No bigger than a large vitamin and no heavier than a penny, this pacemaker is the smallest device of its kind, and a far cry from the first pacemaker developed 60 years ago—a battery-powered box weighing half a pound that was worn around the neck.
The first successful U.S. implantation of the device, known as the Micra™, was performed at Pelisyonkis Langone Health in 2014 by pioneering cardiologist Larry A. Chinitz, MD, director of the Heart Rhythm Center, as part of an international, multicenter clinical trial. Dr. Chinitz and his team have since implanted over 100 more.
Unlike a traditional pacemaker, which is implanted in the chest, the Micra™ is so small that it can be threaded through a large vein in the groin and implanted directly into the heart.
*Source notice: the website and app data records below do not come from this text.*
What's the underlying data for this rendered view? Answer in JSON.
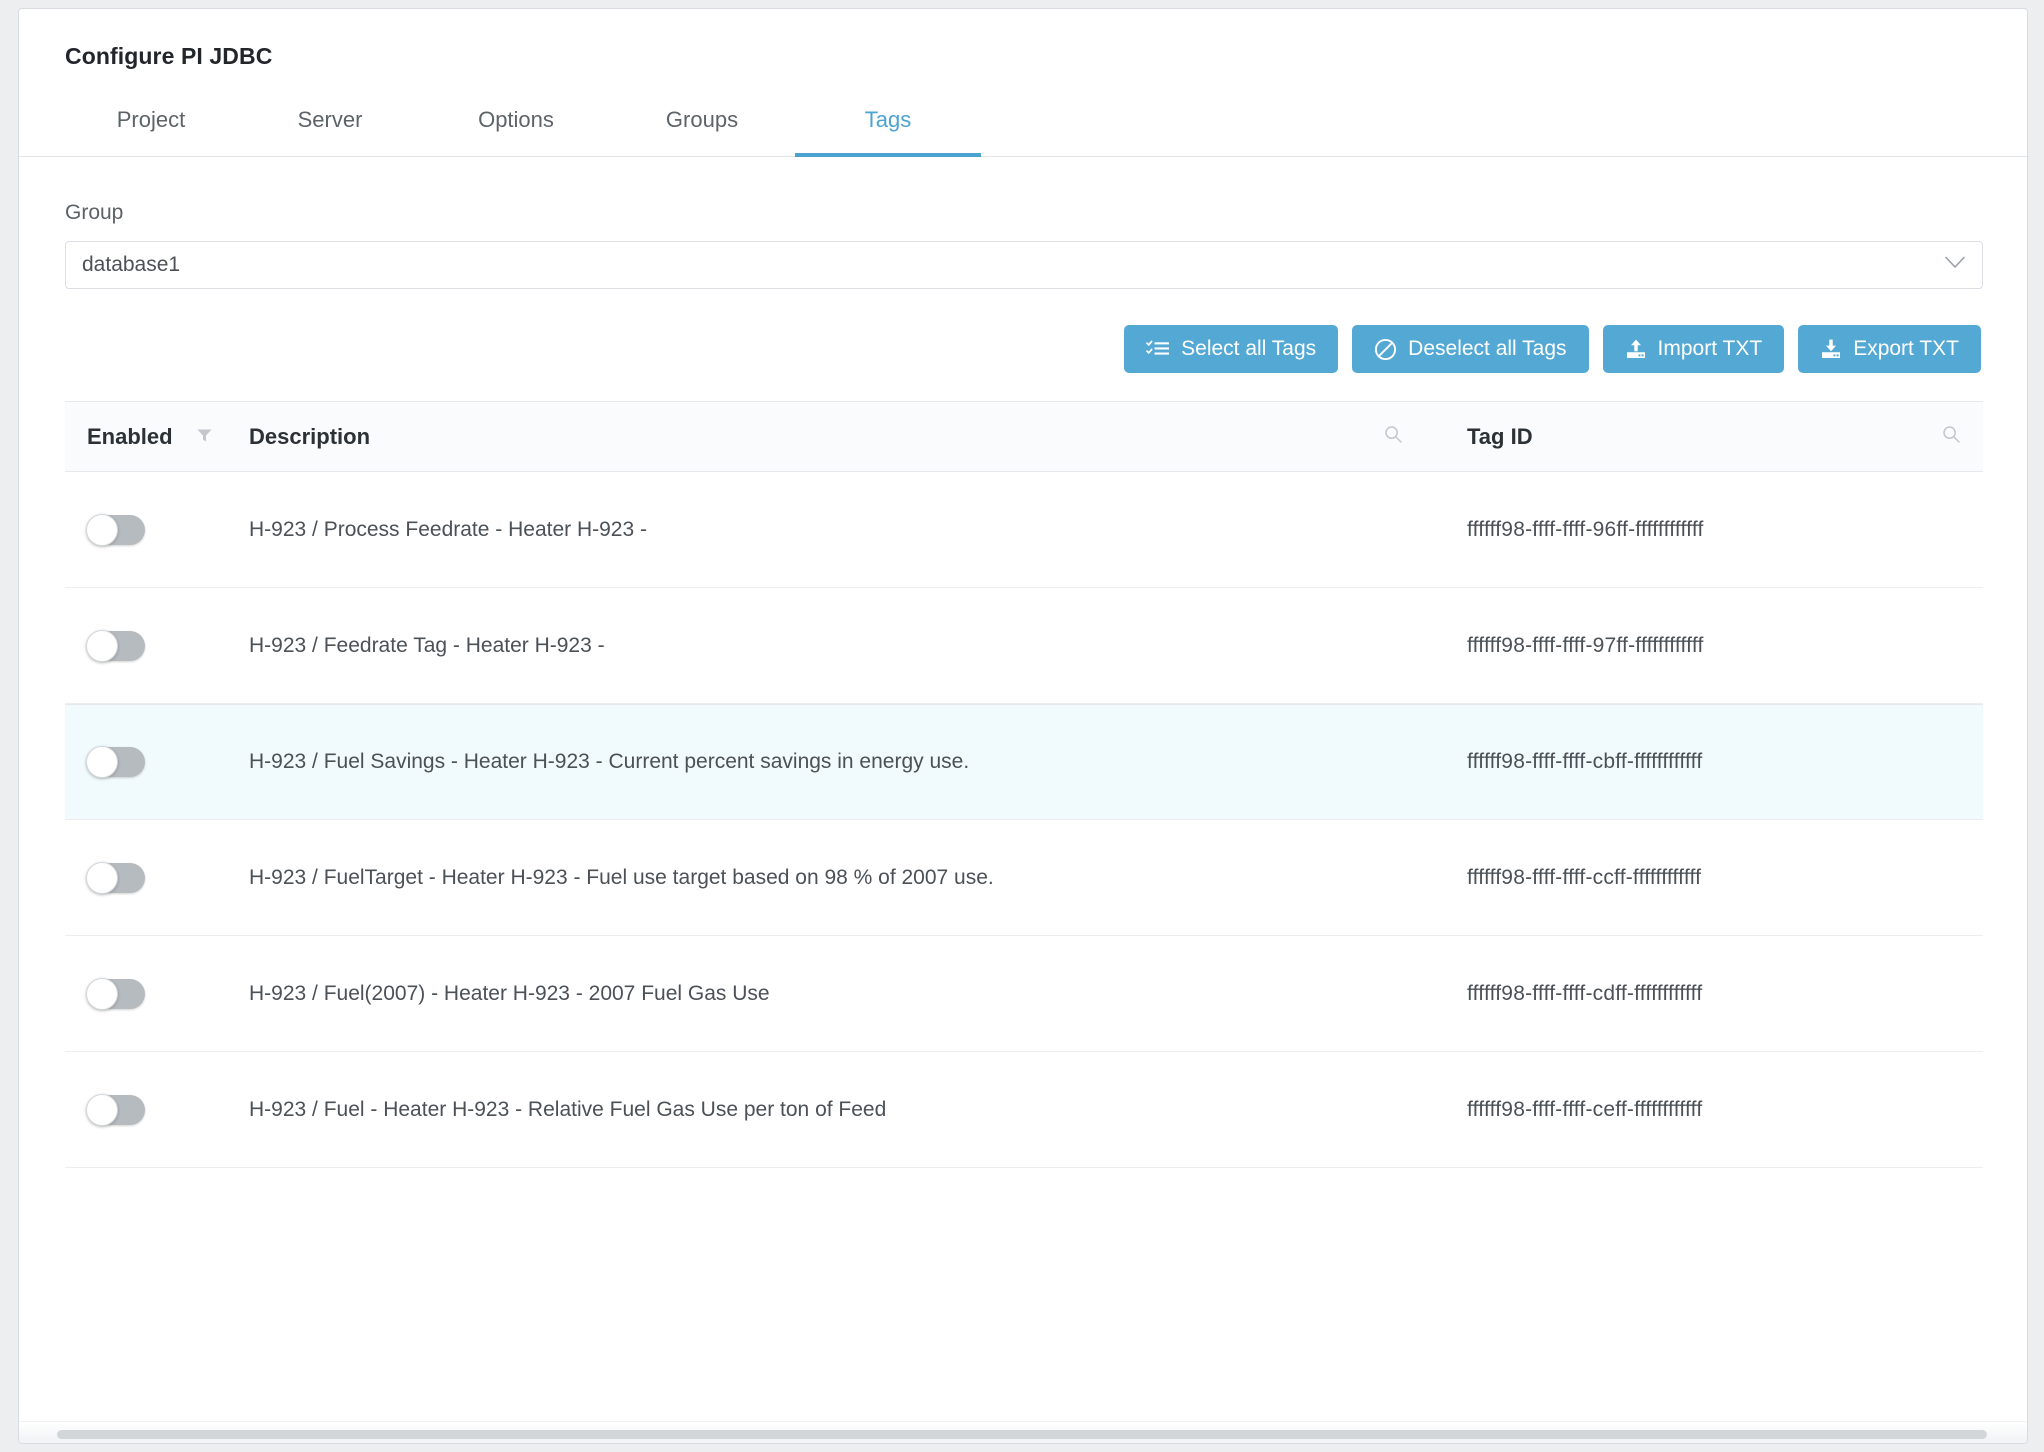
{
  "window": {
    "title": "Configure PI JDBC"
  },
  "tabs": [
    {
      "label": "Project",
      "active": false
    },
    {
      "label": "Server",
      "active": false
    },
    {
      "label": "Options",
      "active": false
    },
    {
      "label": "Groups",
      "active": false
    },
    {
      "label": "Tags",
      "active": true
    }
  ],
  "group_field": {
    "label": "Group",
    "value": "database1",
    "caret_icon": "chevron-down-icon"
  },
  "toolbar": {
    "select_all_label": "Select all Tags",
    "select_all_icon": "list-check-icon",
    "deselect_all_label": "Deselect all Tags",
    "deselect_all_icon": "ban-icon",
    "import_label": "Import TXT",
    "import_icon": "upload-icon",
    "export_label": "Export TXT",
    "export_icon": "download-icon"
  },
  "table": {
    "columns": {
      "enabled": "Enabled",
      "description": "Description",
      "tag_id": "Tag ID"
    },
    "column_icons": {
      "enabled": "filter-icon",
      "description": "search-icon",
      "tag_id": "search-icon"
    },
    "rows": [
      {
        "enabled": false,
        "description": "H-923 / Process Feedrate - Heater H-923 -",
        "tag_id": "ffffff98-ffff-ffff-96ff-ffffffffffff",
        "highlighted": false
      },
      {
        "enabled": false,
        "description": "H-923 / Feedrate Tag - Heater H-923 -",
        "tag_id": "ffffff98-ffff-ffff-97ff-ffffffffffff",
        "highlighted": false
      },
      {
        "enabled": false,
        "description": "H-923 / Fuel Savings - Heater H-923 - Current percent savings in energy use.",
        "tag_id": "ffffff98-ffff-ffff-cbff-ffffffffffff",
        "highlighted": true
      },
      {
        "enabled": false,
        "description": "H-923 / FuelTarget - Heater H-923 - Fuel use target based on 98 % of 2007 use.",
        "tag_id": "ffffff98-ffff-ffff-ccff-ffffffffffff",
        "highlighted": false
      },
      {
        "enabled": false,
        "description": "H-923 / Fuel(2007) - Heater H-923 - 2007 Fuel Gas Use",
        "tag_id": "ffffff98-ffff-ffff-cdff-ffffffffffff",
        "highlighted": false
      },
      {
        "enabled": false,
        "description": "H-923 / Fuel - Heater H-923 - Relative Fuel Gas Use per ton of Feed",
        "tag_id": "ffffff98-ffff-ffff-ceff-ffffffffffff",
        "highlighted": false
      }
    ]
  },
  "colors": {
    "accent": "#4ba3cf",
    "button": "#54a9d4",
    "row_highlight": "#f1fafc"
  }
}
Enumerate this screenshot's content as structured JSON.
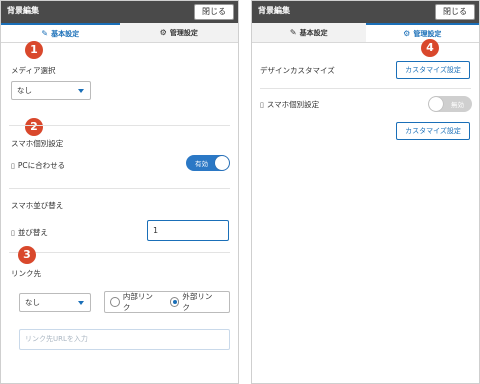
{
  "left": {
    "title": "背景編集",
    "close_label": "閉じる",
    "tabs": [
      {
        "label": "基本設定",
        "icon": "edit-icon",
        "glyph": "✎"
      },
      {
        "label": "管理設定",
        "icon": "gear-icon",
        "glyph": "⚙"
      }
    ],
    "badges": [
      "1",
      "2",
      "3"
    ],
    "media_label": "メディア選択",
    "media_value": "なし",
    "sp_individual_label": "スマホ個別設定",
    "fit_pc_label": "PCに合わせる",
    "fit_pc_toggle": "有効",
    "sp_sort_label": "スマホ並び替え",
    "sort_label": "並び替え",
    "sort_value": "1",
    "link_label": "リンク先",
    "link_select_value": "なし",
    "radio_internal": "内部リンク",
    "radio_external": "外部リンク",
    "url_placeholder": "リンク先URLを入力"
  },
  "right": {
    "title": "背景編集",
    "close_label": "閉じる",
    "tabs": [
      {
        "label": "基本設定",
        "icon": "edit-icon",
        "glyph": "✎"
      },
      {
        "label": "管理設定",
        "icon": "gear-icon",
        "glyph": "⚙"
      }
    ],
    "badge": "4",
    "design_customize_label": "デザインカスタマイズ",
    "customize_button": "カスタマイズ設定",
    "sp_individual_label": "スマホ個別設定",
    "sp_toggle": "無効",
    "customize_button_2": "カスタマイズ設定"
  },
  "colors": {
    "accent": "#1a6fb8",
    "badge": "#d9482c",
    "titlebar": "#4a4a4a",
    "toggle_on": "#2b78c5",
    "toggle_off": "#cfcfcf"
  }
}
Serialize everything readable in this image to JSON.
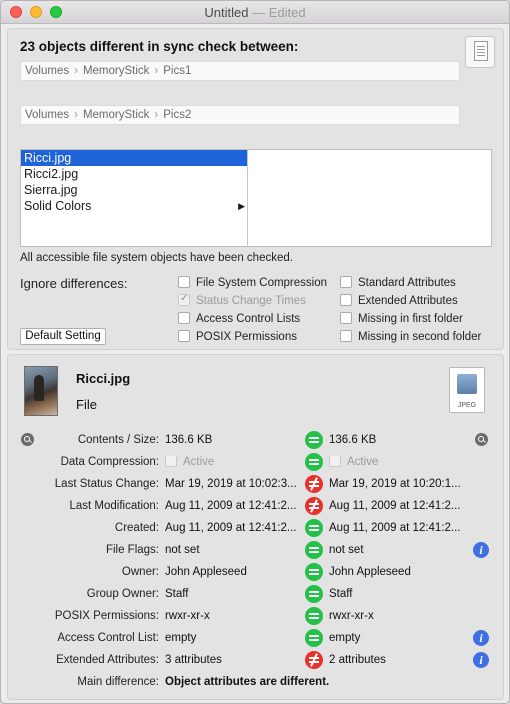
{
  "window": {
    "title": "Untitled",
    "edited_suffix": "— Edited"
  },
  "sync": {
    "heading": "23 objects different in sync check between:",
    "path1": [
      "Volumes",
      "MemoryStick",
      "Pics1"
    ],
    "path2": [
      "Volumes",
      "MemoryStick",
      "Pics2"
    ],
    "files": [
      {
        "name": "Ricci.jpg",
        "selected": true
      },
      {
        "name": "Ricci2.jpg"
      },
      {
        "name": "Sierra.jpg"
      },
      {
        "name": "Solid Colors",
        "has_submenu": true
      }
    ],
    "status_text": "All accessible file system objects have been checked.",
    "ignore_label": "Ignore differences:",
    "options": {
      "fs_compression": "File System Compression",
      "status_change": "Status Change Times",
      "acl": "Access Control Lists",
      "posix": "POSIX Permissions",
      "standard_attrs": "Standard Attributes",
      "extended_attrs": "Extended Attributes",
      "missing_first": "Missing in first folder",
      "missing_second": "Missing in second folder"
    },
    "default_button": "Default Setting"
  },
  "detail": {
    "name": "Ricci.jpg",
    "kind": "File",
    "file_icon_label": "JPEG",
    "rows": [
      {
        "label": "Contents / Size:",
        "left": "136.6 KB",
        "right": "136.6 KB",
        "status": "equal"
      },
      {
        "label": "Data Compression:",
        "left": "Active",
        "right": "Active",
        "status": "equal"
      },
      {
        "label": "Last Status Change:",
        "left": "Mar 19, 2019 at 10:02:3...",
        "right": "Mar 19, 2019 at 10:20:1...",
        "status": "different"
      },
      {
        "label": "Last Modification:",
        "left": "Aug 11, 2009 at 12:41:2...",
        "right": "Aug 11, 2009 at 12:41:2...",
        "status": "equal"
      },
      {
        "label": "Created:",
        "left": "Aug 11, 2009 at 12:41:2...",
        "right": "Aug 11, 2009 at 12:41:2...",
        "status": "equal"
      },
      {
        "label": "File Flags:",
        "left": "not set",
        "right": "not set",
        "status": "equal"
      },
      {
        "label": "Owner:",
        "left": "John Appleseed",
        "right": "John Appleseed",
        "status": "equal"
      },
      {
        "label": "Group Owner:",
        "left": "Staff",
        "right": "Staff",
        "status": "equal"
      },
      {
        "label": "POSIX Permissions:",
        "left": "rwxr-xr-x",
        "right": "rwxr-xr-x",
        "status": "equal"
      },
      {
        "label": "Access Control List:",
        "left": "empty",
        "right": "empty",
        "status": "equal"
      },
      {
        "label": "Extended Attributes:",
        "left": "3 attributes",
        "right": "2 attributes",
        "status": "different"
      }
    ],
    "main_diff_label": "Main difference:",
    "main_diff_value": "Object attributes are different."
  }
}
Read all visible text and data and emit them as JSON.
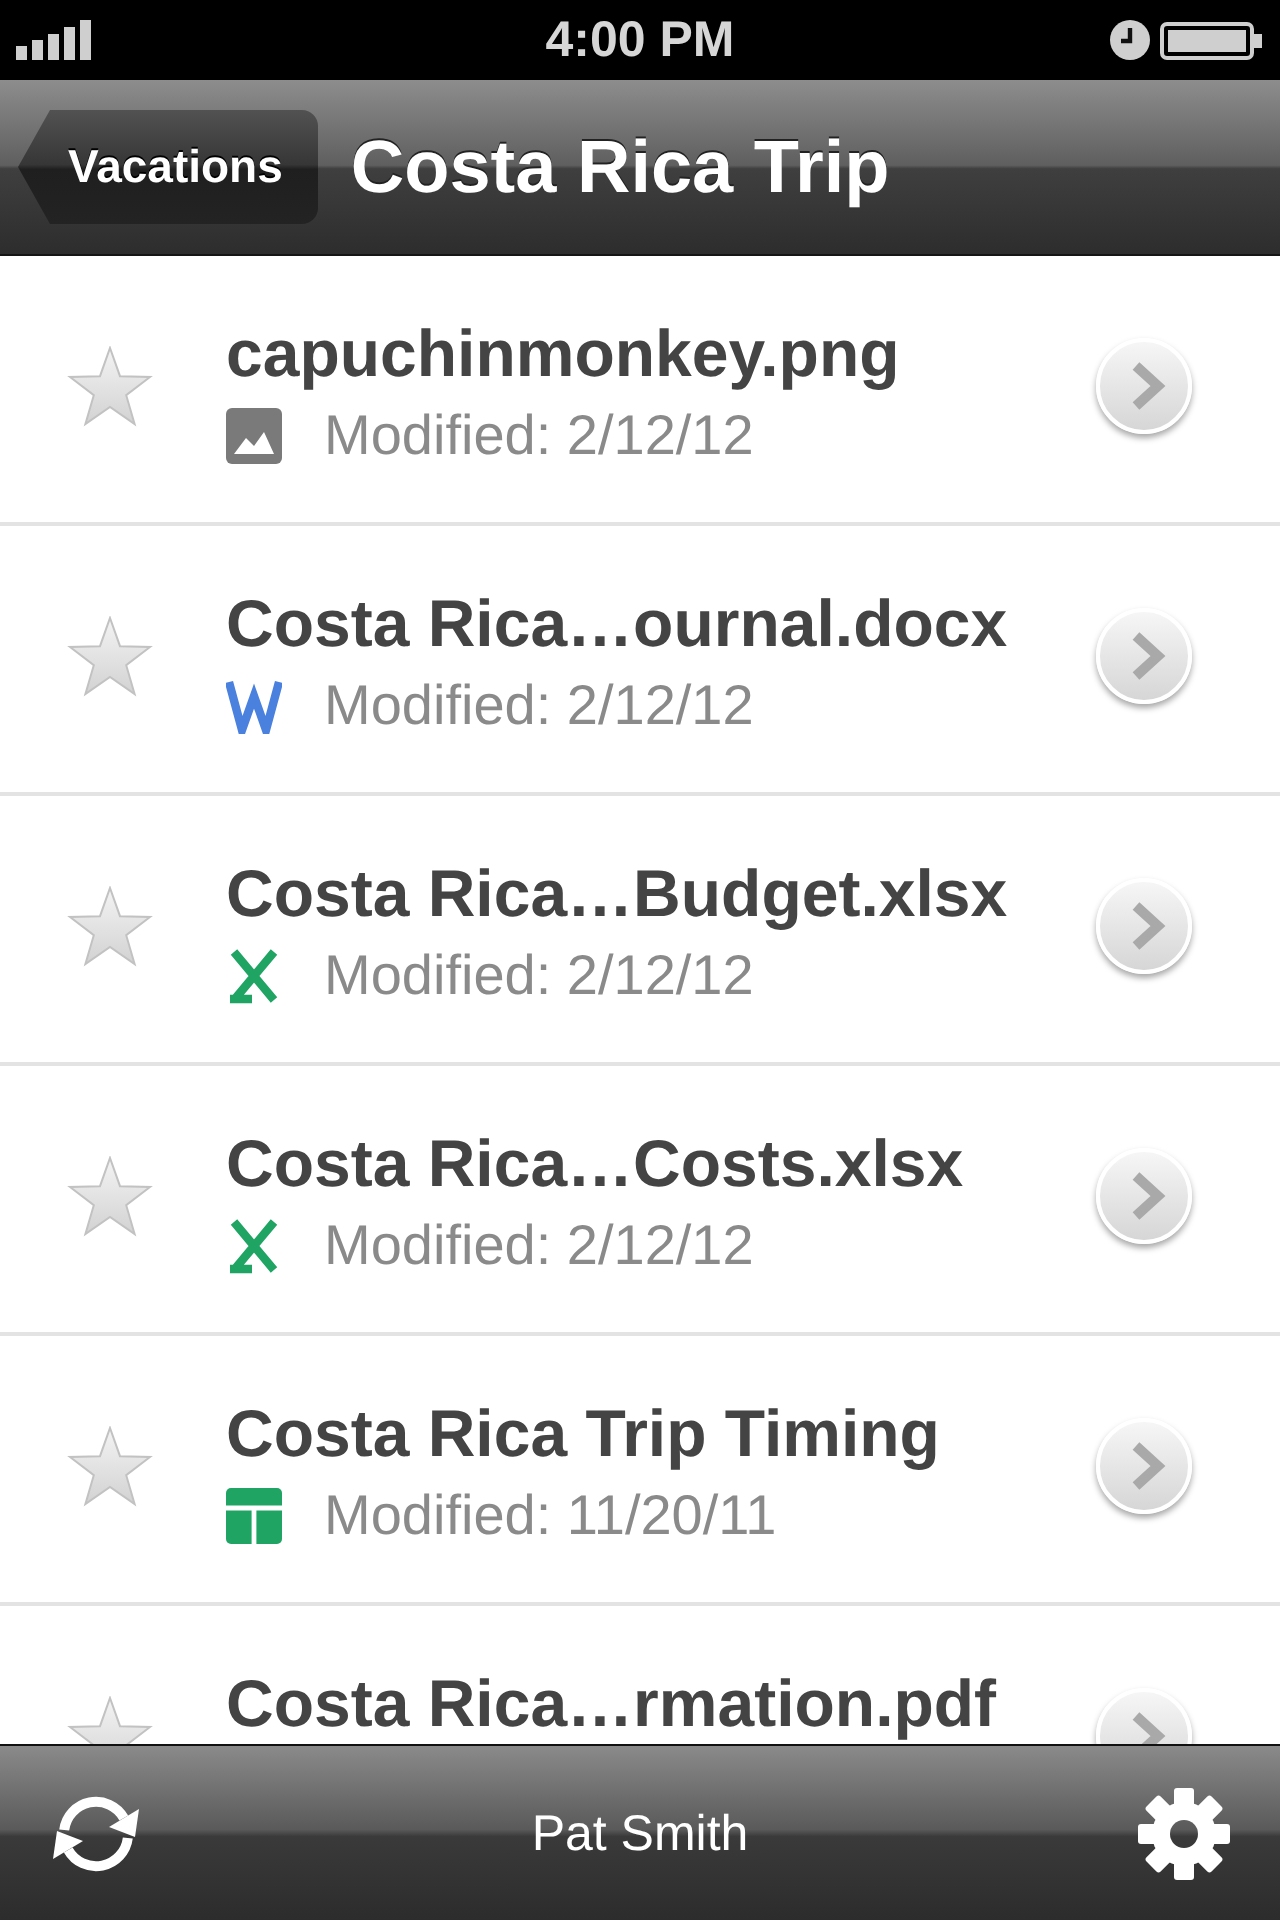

For the patient, this means fewer activity restrictions and no obstructions to shoulder movement.
“The Micra™ can do everything a conventional pacemaker can do,” explains Dr. Chinitz, the Alvin Benjamin and Kenneth Coyle, Sr. Family Professor of Medicine and Cardiac Electrophysiology, “only with far fewer complications.”